(Data records for software interfaces)

===

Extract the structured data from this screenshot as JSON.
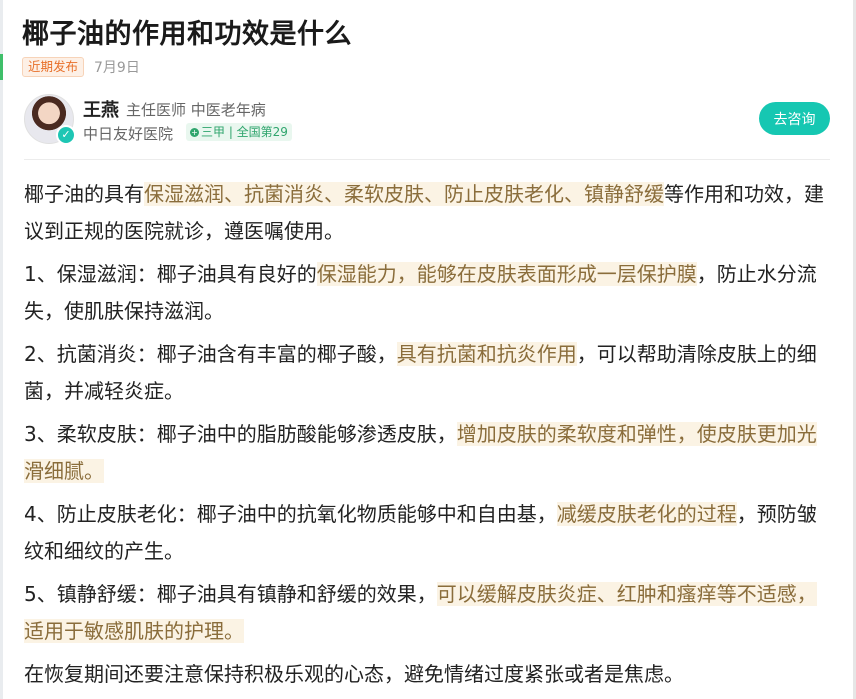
{
  "article": {
    "title": "椰子油的作用和功效是什么",
    "badge": "近期发布",
    "date": "7月9日"
  },
  "doctor": {
    "name": "王燕",
    "titles": "主任医师  中医老年病",
    "hospital": "中日友好医院",
    "rank": "三甲 | 全国第29",
    "consult_label": "去咨询",
    "verify_mark": "✓"
  },
  "paragraphs": [
    {
      "pre": "椰子油的具有",
      "hl": "保湿滋润、抗菌消炎、柔软皮肤、防止皮肤老化、镇静舒缓",
      "post": "等作用和功效，建议到正规的医院就诊，遵医嘱使用。"
    },
    {
      "pre": "1、保湿滋润：椰子油具有良好的",
      "hl": "保湿能力，能够在皮肤表面形成一层保护膜",
      "post": "，防止水分流失，使肌肤保持滋润。"
    },
    {
      "pre": "2、抗菌消炎：椰子油含有丰富的椰子酸，",
      "hl": "具有抗菌和抗炎作用",
      "post": "，可以帮助清除皮肤上的细菌，并减轻炎症。"
    },
    {
      "pre": "3、柔软皮肤：椰子油中的脂肪酸能够渗透皮肤，",
      "hl": "增加皮肤的柔软度和弹性，使皮肤更加光滑细腻。",
      "post": ""
    },
    {
      "pre": "4、防止皮肤老化：椰子油中的抗氧化物质能够中和自由基，",
      "hl": "减缓皮肤老化的过程",
      "post": "，预防皱纹和细纹的产生。"
    },
    {
      "pre": "5、镇静舒缓：椰子油具有镇静和舒缓的效果，",
      "hl": "可以缓解皮肤炎症、红肿和瘙痒等不适感，适用于敏感肌肤的护理。",
      "post": ""
    },
    {
      "pre": "在恢复期间还要注意保持积极乐观的心态，避免情绪过度紧张或者是焦虑。",
      "hl": "",
      "post": ""
    }
  ]
}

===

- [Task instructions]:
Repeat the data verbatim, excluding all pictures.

- [Result of this exercise]:
Extract the structured data from this screenshot as JSON.
{
  "article": {
    "title": "椰子油的作用和功效是什么",
    "badge": "近期发布",
    "date": "7月9日"
  },
  "doctor": {
    "name": "王燕",
    "titles": "主任医师  中医老年病",
    "hospital": "中日友好医院",
    "rank": "三甲 | 全国第29",
    "consult_label": "去咨询",
    "verify_mark": "✓"
  },
  "paragraphs": [
    {
      "pre": "椰子油的具有",
      "hl": "保湿滋润、抗菌消炎、柔软皮肤、防止皮肤老化、镇静舒缓",
      "post": "等作用和功效，建议到正规的医院就诊，遵医嘱使用。"
    },
    {
      "pre": "1、保湿滋润：椰子油具有良好的",
      "hl": "保湿能力，能够在皮肤表面形成一层保护膜",
      "post": "，防止水分流失，使肌肤保持滋润。"
    },
    {
      "pre": "2、抗菌消炎：椰子油含有丰富的椰子酸，",
      "hl": "具有抗菌和抗炎作用",
      "post": "，可以帮助清除皮肤上的细菌，并减轻炎症。"
    },
    {
      "pre": "3、柔软皮肤：椰子油中的脂肪酸能够渗透皮肤，",
      "hl": "增加皮肤的柔软度和弹性，使皮肤更加光滑细腻。",
      "post": ""
    },
    {
      "pre": "4、防止皮肤老化：椰子油中的抗氧化物质能够中和自由基，",
      "hl": "减缓皮肤老化的过程",
      "post": "，预防皱纹和细纹的产生。"
    },
    {
      "pre": "5、镇静舒缓：椰子油具有镇静和舒缓的效果，",
      "hl": "可以缓解皮肤炎症、红肿和瘙痒等不适感，适用于敏感肌肤的护理。",
      "post": ""
    },
    {
      "pre": "在恢复期间还要注意保持积极乐观的心态，避免情绪过度紧张或者是焦虑。",
      "hl": "",
      "post": ""
    }
  ]
}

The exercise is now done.